The backlog of UK immigration papers that need to be dealt with is equal to the population of Newcastle upon Tyne, according to recent warnings.
MPs from the Commons Home Affairs Select Committee, chaired by Keith Vaz, quipped that the UK Border Agency (UKBA) appears to have "acquired its own Bermuda Triangle", referencing the number of cases that the agency is unable to account for.
Indeed, more than 275,000 cases are still on its books, including missing foreign criminals, illegal immigrants and failed asylum seekers. It is thought that this backlog will take years to work through.
Mr Vaz added: "It's easy to get in, but near impossible to keep track of anyone, let alone get them out."
The report marks the first time that this committee has collated all of the UKBA cases awaiting resolution. It also assessed recent changes to the UK immigration laws, particularly those regarding UK visas for students.
According to the committee, the government's plans to cut the number of student visas by a quarter would not be beneficial to the country as a whole. Instead, it called for students to be excluded from the net migration figures in order to support the international study market, which is worth around £7.9 billion. It urged to government to find another area to focus on in order to lower net migration figures to the tens of thousands promised by the prime minister.

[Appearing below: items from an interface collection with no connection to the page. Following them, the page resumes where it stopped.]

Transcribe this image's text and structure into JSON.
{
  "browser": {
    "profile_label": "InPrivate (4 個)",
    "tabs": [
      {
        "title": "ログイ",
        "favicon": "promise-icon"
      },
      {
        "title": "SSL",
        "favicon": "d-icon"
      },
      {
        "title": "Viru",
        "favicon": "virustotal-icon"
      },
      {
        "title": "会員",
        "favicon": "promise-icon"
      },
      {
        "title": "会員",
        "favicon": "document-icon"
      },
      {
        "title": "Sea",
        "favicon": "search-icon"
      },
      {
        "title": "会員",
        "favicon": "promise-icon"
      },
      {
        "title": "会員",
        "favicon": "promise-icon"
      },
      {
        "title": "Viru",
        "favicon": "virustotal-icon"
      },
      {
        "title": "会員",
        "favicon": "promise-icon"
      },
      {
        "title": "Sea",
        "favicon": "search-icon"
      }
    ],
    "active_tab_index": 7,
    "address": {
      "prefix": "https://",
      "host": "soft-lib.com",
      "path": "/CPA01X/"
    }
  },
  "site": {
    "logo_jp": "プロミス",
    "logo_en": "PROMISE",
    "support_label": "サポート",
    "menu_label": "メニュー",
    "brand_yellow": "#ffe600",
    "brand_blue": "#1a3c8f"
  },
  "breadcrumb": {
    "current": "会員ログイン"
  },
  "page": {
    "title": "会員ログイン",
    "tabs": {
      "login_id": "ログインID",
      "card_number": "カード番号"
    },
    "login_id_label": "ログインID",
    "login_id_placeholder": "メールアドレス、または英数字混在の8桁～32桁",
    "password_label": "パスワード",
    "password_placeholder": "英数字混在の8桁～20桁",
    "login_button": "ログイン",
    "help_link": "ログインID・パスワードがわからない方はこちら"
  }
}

The research focused on the UKBA's work between December of last year and March of this year.